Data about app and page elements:
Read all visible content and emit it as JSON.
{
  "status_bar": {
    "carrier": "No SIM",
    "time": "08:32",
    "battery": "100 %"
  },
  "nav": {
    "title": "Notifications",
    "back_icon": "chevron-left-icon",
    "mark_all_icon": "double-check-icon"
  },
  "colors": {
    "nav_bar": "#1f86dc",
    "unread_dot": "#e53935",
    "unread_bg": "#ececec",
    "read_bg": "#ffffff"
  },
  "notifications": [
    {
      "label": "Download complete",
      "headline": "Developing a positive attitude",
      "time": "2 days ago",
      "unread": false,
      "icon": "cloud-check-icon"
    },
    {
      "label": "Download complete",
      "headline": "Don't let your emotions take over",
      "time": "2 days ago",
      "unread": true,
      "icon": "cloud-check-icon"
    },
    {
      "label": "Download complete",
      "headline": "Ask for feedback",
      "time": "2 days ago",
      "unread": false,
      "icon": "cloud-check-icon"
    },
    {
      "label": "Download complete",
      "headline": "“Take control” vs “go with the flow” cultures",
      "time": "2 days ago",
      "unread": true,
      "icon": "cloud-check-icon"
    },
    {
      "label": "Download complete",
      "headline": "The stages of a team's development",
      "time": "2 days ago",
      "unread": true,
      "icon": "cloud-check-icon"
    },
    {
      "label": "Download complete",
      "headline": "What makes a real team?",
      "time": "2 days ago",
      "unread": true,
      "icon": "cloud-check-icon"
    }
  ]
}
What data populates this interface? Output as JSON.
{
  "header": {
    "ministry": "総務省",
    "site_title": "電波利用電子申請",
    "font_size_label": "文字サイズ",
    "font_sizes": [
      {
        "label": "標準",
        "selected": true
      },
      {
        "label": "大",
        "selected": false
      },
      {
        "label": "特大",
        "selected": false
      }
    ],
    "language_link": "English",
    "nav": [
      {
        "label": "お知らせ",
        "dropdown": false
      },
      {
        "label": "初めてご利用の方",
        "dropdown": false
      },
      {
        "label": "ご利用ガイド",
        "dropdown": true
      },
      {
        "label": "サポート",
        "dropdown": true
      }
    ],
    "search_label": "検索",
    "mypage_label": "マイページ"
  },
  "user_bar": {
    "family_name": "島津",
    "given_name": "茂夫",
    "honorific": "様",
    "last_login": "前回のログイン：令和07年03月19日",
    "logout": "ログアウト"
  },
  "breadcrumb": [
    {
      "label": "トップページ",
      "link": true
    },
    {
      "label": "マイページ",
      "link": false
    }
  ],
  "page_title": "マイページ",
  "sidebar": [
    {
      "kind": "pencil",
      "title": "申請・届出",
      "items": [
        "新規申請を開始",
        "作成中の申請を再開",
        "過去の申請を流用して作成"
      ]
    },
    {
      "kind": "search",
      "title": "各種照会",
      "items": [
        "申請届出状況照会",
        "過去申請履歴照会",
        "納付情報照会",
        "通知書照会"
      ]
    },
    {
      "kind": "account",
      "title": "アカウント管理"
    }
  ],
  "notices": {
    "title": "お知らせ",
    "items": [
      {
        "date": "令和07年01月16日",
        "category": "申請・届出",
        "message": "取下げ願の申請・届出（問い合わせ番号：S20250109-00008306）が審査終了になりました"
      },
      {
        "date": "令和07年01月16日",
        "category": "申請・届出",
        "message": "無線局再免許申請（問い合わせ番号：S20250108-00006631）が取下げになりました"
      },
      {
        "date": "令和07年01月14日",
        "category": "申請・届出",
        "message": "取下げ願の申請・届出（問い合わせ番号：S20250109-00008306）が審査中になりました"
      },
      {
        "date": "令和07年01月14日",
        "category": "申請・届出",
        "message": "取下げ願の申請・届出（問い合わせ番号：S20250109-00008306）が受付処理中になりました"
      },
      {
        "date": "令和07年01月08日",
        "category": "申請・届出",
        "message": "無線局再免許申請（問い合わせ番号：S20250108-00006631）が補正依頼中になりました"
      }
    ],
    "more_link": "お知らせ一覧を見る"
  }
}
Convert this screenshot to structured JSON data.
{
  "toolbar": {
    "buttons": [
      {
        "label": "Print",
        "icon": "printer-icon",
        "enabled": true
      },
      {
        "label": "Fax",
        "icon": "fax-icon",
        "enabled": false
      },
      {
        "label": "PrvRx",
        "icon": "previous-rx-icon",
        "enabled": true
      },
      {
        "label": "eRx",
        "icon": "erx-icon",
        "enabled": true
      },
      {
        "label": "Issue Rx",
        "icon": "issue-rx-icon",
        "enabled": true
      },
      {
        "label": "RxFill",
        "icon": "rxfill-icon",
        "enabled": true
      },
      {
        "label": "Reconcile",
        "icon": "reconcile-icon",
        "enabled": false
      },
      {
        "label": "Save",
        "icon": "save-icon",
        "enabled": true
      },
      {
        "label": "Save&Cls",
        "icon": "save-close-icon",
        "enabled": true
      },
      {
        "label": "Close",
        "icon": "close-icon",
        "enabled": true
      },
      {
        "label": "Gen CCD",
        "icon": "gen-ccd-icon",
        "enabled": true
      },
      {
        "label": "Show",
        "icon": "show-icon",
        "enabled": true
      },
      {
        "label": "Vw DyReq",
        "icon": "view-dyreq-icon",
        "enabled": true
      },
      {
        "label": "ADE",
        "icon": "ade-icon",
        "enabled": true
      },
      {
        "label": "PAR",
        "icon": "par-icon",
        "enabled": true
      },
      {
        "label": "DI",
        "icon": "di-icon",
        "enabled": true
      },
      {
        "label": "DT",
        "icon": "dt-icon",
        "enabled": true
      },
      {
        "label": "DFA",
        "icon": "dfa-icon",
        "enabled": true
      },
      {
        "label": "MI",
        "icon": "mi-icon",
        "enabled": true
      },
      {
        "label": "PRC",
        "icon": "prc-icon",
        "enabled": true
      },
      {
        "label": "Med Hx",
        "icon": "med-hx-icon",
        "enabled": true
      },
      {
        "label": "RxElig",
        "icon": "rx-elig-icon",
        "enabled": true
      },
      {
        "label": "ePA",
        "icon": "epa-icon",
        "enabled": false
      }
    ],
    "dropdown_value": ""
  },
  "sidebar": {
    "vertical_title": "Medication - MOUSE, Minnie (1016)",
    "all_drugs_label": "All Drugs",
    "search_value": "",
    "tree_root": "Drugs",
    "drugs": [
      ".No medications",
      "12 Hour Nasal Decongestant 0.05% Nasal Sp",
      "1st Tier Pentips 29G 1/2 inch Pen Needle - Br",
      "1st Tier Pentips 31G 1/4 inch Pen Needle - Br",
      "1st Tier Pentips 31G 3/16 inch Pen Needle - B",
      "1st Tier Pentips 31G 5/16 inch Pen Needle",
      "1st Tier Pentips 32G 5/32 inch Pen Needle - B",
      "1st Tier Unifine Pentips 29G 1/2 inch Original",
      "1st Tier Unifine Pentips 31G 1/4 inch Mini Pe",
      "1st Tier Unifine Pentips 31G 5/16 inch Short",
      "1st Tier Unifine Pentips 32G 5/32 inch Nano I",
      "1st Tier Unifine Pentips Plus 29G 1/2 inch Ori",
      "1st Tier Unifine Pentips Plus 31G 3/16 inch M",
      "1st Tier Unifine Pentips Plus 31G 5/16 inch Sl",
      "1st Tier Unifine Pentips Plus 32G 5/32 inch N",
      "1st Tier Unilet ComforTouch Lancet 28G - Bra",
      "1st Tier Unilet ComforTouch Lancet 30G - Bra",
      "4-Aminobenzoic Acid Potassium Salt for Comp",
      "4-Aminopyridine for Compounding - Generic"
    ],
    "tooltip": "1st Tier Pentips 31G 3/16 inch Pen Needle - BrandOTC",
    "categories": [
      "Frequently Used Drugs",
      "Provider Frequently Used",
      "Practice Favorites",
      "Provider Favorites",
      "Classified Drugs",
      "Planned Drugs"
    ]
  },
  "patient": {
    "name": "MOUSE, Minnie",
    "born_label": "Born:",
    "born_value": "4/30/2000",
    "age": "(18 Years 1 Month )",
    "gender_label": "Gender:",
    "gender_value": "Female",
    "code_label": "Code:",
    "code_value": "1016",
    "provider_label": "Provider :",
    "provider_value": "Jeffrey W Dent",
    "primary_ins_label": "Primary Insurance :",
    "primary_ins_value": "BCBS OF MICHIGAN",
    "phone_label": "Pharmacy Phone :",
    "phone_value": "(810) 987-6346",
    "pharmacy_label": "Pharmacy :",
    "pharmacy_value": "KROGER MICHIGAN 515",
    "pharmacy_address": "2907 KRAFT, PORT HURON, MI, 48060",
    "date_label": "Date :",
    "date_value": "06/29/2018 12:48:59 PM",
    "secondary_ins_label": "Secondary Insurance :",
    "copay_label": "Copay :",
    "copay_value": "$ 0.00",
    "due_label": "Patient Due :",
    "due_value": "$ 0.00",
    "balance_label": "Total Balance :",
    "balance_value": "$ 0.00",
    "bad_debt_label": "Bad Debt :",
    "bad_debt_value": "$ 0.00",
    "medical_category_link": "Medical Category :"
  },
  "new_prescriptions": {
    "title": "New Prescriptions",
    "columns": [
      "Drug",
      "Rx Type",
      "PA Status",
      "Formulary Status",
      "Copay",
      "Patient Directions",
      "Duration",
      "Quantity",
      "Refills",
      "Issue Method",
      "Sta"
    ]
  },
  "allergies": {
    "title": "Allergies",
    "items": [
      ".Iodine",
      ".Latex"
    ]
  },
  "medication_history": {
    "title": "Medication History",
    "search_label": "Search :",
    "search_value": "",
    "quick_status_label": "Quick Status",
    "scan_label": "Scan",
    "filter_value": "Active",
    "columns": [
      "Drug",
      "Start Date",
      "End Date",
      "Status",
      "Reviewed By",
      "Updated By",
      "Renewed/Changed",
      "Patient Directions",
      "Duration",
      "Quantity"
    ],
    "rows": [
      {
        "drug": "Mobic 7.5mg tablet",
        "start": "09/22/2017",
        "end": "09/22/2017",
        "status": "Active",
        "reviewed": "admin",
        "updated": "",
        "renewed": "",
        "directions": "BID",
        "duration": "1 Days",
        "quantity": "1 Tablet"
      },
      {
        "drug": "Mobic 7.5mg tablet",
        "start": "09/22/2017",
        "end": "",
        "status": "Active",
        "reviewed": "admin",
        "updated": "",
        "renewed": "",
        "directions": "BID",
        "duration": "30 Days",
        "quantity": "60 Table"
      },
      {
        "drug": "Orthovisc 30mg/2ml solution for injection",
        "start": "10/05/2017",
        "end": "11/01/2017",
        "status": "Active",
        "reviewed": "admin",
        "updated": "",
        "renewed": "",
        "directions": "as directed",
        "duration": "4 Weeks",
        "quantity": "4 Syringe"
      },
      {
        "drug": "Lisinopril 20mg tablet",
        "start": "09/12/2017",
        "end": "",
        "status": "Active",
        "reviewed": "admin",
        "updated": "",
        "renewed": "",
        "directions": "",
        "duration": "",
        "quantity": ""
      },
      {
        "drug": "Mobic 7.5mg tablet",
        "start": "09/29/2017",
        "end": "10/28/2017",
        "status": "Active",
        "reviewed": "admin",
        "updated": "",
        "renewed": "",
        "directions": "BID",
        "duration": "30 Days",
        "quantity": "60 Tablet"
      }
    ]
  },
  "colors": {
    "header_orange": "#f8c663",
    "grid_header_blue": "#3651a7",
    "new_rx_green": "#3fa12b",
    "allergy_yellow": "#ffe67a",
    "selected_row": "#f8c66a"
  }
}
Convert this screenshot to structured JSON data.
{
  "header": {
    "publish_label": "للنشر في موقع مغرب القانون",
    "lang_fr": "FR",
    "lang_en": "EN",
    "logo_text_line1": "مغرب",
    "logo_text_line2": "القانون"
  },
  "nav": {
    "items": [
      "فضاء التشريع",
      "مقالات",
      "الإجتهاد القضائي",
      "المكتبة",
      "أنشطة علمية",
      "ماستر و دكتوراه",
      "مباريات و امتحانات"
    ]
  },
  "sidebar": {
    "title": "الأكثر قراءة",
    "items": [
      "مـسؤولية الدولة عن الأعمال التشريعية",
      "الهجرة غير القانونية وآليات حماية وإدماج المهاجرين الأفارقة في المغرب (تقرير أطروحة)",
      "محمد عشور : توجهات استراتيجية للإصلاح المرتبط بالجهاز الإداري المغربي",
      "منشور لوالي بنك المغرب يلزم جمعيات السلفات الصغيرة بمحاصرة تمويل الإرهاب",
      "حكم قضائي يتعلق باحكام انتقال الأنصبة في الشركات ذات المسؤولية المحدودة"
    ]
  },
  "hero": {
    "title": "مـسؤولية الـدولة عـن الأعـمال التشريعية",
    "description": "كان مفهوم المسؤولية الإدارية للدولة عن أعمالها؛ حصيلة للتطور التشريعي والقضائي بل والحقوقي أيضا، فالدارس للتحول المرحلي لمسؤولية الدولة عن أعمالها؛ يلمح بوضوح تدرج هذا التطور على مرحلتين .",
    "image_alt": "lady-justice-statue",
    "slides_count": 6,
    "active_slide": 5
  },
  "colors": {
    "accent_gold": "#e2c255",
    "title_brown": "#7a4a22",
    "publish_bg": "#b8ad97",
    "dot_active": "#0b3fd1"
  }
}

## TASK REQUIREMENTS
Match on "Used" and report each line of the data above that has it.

## RESPONSE
      "Frequently Used Drugs",
      "Provider Frequently Used",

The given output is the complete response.